Taylor Collins, co-founder of Roam Ranch, used to be able to ship products from his ranch in Texas to retail customers around the country with two weeks' notice. But in recent months, that timeline lengthened.
Shippers have encountered a tricky-to-navigate trucking market over the last several quarters as a deluge of freight pushed up prices. Manufacturing issues have only compounded the situation, with tractors, trailers and replacement parts in short supply.
"Freight is going up. That's just the reality of where we live today," said Sarela Herrada, co-founder of Simpli, an ingredients company focused on vertical integration and ethical sourcing.
Reefer spot rates have surpassed $3 per mile, with contract rates increasing in lockstep. Meanwhile, LTL prices are higher than historic levels and surging demand has led some carriers to turn away customers.
TL and LTL pricing rises
It's not just the pricing and capacity issues straining supply chains, but also reliability. Distribution center appointments can be elusive to book and labor constraints have slowed loading and unloading at some warehouses.
"The problems that we've had with LTL freight have been more about delays," said Justin Marx, CEO of Marx Imports, which imports specialty and premium meats. "Trucks are late."
Delays bring the potential of spoilage and can create a ripple effect where if a trailer isn't unloaded on time, the truck may be late to deliver its next shipment. Making matters worse, poor data and visibility into the status of shipments make it tough to know the extent of delays.
The traceability problems are particularly acute in LTL, where products may stop at several distribution centers and switch trucks several times along their journey.
"We know it's on the road," Collins said. "We can't exactly say where it is. The trucking company can't even specifically say, but it's in one of their warehouses waiting to get picked up."
3 strategies to soften the blow
For many farmers and ranchers like Collins, nearly no viable alternative exists to over-the-road transport — meaning they pay the price, or they don't ship.
While food suppliers and distributors cannot evade the trucking market, there are some strategies businesses can adopt to lessen the impact of market forces.
Go where there's less congestion
Limoneira, an agribusiness focused on citrus, will "probably err on the side of bringing more deliveries to the East Coast markets and using trucking to bring it West to avoid the congestion," CEO Harold Edwards said on an earnings call this month.
It's a shift for many businesses that historically relied on the nation's largest ports in Southern California and New York. Traditionally, transit times were shortest from the major ports, said Herrada of Simpli.
But in this day and age, it's faster to bring product into places like Baltimore and truck it into larger port areas such as New York.
"You really have to look at the full picture in order to get product in your hand," Herrada said.
Grow in-house logistics
Wisconsin-based Johnsonville Sausage plans to expand its private fleet to manage the capacity crunch.
While it's not uncommon for large food producers, dairies and grocers to operate private trucking fleets, it's not typically a business farmers and ranchers undertake.
"They're born and bred to live off what they've got and to minimize unneeded equipment," said Curt Covington, senior director of institution credit at AgAmerica.
Customer service is the main reason for having a private fleet
Johnsonville will grow its stable of trucks from about 30 to 50 or 60 this year, said Curt Reynolds, director of logistics.
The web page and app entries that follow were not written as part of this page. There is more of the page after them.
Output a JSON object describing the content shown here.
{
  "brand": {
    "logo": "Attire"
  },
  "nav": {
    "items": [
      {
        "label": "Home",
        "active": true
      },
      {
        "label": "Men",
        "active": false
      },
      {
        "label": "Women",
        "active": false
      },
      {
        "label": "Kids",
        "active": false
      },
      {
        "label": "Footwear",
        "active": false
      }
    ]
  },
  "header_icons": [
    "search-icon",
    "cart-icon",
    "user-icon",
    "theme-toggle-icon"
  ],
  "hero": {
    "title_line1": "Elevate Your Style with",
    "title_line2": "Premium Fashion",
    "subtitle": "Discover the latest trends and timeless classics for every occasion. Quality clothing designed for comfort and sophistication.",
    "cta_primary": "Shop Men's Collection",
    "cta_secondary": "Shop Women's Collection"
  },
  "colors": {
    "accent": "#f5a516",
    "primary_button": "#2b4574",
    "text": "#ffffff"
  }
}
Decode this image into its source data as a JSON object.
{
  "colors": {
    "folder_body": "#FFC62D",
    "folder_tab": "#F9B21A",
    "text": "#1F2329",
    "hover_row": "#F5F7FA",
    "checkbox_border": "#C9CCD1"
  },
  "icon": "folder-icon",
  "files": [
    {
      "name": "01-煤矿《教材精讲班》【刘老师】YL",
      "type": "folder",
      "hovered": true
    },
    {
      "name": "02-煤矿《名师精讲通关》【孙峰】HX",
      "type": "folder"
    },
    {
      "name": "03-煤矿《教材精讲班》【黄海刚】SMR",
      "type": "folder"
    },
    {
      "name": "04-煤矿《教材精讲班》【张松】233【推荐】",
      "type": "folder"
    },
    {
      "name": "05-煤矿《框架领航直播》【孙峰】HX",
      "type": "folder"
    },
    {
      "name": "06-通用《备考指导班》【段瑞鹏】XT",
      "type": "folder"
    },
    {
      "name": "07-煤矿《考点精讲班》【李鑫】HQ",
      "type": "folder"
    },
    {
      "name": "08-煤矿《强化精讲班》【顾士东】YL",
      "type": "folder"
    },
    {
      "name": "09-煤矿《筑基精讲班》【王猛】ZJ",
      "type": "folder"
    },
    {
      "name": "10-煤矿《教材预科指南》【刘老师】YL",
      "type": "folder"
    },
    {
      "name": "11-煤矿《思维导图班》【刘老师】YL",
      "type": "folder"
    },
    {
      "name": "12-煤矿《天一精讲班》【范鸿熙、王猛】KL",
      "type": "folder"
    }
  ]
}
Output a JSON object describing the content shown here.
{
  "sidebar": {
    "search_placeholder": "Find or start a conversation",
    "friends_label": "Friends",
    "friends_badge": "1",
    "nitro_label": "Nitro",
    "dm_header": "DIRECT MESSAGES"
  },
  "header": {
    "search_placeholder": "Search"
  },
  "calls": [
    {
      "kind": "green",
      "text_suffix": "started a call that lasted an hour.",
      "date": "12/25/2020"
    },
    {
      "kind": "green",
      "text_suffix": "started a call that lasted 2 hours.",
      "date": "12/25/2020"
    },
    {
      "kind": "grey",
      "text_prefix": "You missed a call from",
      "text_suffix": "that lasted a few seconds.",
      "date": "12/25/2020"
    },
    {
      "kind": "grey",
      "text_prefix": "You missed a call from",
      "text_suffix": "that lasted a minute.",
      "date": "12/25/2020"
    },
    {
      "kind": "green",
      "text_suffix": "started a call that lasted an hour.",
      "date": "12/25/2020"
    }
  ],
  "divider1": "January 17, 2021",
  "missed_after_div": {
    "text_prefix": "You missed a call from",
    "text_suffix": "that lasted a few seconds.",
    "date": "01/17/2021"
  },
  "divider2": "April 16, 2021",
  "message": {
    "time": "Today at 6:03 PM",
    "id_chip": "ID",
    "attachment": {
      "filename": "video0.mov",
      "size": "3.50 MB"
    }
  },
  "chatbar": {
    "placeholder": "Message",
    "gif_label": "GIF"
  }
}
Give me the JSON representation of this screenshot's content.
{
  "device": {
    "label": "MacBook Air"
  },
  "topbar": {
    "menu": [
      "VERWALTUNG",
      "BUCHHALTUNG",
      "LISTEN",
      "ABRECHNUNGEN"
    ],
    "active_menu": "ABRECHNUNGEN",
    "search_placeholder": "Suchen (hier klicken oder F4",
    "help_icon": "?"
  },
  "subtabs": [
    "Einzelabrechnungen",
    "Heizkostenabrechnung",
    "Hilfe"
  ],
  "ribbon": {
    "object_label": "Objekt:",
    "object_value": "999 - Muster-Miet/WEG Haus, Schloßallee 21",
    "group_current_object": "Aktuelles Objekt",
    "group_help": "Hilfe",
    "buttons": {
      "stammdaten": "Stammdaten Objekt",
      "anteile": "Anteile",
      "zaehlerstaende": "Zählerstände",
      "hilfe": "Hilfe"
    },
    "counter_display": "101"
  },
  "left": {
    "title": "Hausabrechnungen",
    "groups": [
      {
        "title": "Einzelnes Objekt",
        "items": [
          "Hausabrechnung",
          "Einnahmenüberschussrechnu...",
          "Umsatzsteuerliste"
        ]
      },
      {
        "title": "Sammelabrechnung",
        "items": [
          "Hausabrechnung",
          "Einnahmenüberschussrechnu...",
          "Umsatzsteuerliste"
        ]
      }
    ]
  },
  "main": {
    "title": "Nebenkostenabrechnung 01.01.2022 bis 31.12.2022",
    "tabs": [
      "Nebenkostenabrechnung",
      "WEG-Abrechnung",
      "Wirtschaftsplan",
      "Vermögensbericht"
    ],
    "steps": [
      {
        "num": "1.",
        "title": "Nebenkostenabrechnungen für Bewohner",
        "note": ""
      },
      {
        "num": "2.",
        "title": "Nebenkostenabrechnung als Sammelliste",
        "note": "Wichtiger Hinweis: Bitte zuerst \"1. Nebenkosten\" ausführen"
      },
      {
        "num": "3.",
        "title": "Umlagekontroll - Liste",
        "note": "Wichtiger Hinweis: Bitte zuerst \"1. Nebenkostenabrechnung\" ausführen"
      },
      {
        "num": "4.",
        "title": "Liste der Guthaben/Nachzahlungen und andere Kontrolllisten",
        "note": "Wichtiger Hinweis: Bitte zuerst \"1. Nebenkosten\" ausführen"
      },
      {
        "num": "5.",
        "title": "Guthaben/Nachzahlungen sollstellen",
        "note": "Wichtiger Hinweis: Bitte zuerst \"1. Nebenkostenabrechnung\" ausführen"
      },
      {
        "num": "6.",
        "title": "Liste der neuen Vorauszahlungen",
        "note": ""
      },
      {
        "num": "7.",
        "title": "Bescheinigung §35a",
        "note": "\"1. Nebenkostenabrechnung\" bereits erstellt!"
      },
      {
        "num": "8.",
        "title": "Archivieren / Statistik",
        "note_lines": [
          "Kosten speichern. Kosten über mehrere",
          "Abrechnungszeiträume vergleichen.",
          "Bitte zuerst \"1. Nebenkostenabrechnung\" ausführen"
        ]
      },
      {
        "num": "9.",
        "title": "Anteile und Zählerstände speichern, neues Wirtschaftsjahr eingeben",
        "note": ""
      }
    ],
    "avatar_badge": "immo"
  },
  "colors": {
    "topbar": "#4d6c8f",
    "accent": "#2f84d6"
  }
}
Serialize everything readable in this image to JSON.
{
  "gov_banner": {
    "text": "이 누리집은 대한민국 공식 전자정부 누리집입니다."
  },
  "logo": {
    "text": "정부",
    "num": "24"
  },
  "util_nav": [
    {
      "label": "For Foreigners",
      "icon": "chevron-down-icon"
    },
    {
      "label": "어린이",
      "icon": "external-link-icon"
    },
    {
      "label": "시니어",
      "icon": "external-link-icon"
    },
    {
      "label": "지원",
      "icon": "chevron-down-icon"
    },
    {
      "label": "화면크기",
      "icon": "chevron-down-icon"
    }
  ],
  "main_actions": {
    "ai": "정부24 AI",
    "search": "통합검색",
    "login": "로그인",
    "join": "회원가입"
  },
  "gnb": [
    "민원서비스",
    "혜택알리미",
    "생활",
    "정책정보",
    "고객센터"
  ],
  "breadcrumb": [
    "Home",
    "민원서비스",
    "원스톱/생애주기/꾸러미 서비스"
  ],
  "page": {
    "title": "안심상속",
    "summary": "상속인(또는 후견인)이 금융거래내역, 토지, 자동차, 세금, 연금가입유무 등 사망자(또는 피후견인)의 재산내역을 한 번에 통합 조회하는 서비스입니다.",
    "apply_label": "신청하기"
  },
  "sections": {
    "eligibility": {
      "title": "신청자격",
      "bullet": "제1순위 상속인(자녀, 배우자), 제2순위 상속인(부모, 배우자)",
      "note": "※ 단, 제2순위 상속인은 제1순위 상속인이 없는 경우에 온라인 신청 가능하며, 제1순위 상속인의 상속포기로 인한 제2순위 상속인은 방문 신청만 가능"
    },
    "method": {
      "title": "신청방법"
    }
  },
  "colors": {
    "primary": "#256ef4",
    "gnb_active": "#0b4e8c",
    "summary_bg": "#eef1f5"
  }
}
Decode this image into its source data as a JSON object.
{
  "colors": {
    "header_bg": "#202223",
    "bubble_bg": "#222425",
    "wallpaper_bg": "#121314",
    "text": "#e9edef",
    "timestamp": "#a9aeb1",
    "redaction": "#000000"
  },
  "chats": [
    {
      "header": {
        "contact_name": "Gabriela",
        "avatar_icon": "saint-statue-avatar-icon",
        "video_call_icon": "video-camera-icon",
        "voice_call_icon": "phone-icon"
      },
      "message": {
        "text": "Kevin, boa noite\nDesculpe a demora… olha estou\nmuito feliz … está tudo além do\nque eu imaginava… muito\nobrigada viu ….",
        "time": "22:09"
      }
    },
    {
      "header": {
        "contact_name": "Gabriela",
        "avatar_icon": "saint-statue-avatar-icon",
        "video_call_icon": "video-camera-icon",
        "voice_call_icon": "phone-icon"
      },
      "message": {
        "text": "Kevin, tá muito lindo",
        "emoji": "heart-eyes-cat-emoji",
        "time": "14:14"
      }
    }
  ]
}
It also launched a new logistics business last year, which opens up backhaul reefer capacity on its routes for other food and beverage manufacturers to use.
Owning trucks is asset-intensive, and supply chain issues with components and manufacturing have only compounded the challenges of having a private fleet. But the volatility of the freight market led Collins to bring some logistics in house at Roam Ranch.
The company is investing in refrigerated and frozen trucks, along with hiring its own delivery team, Collins said. It's also doing some distribution in central Texas.
"That's something we never envisioned ourselves getting into," Collins said. "But this is our home and we want to have a very strong presence here. We just cannot have that relying on third parties."
Communicate with vendors and customers
Like any obstacle in the supply chain, shippers don't have to be alone in conquering challenges.
Johnsonville has worked with its grocery customers to map out processes and understand various pain points related to on-time, in-full deliveries.
"What can we do as partners to solve the problem? Versus hitting each other over the head with fines," Reynolds said.
"You really have to look at the full picture in order to get product in your hand."
Co-founder of Simpli
Marx described a partnership his business has with Silver Fern Farms in New Zealand, which supplies beef and venison. Over the years, the two entities have developed a strong relationship, and Marx makes it a priority to get the farm's product to the customer.
It's a similar situation on the customer side, and gaining the trust of restaurant buyers when transportation is delayed and supply can be disrupted.
"That's one of the biggest solutions to this supply chain mess," Marx said. "Having a relationship mentality rather than a transactional mentality."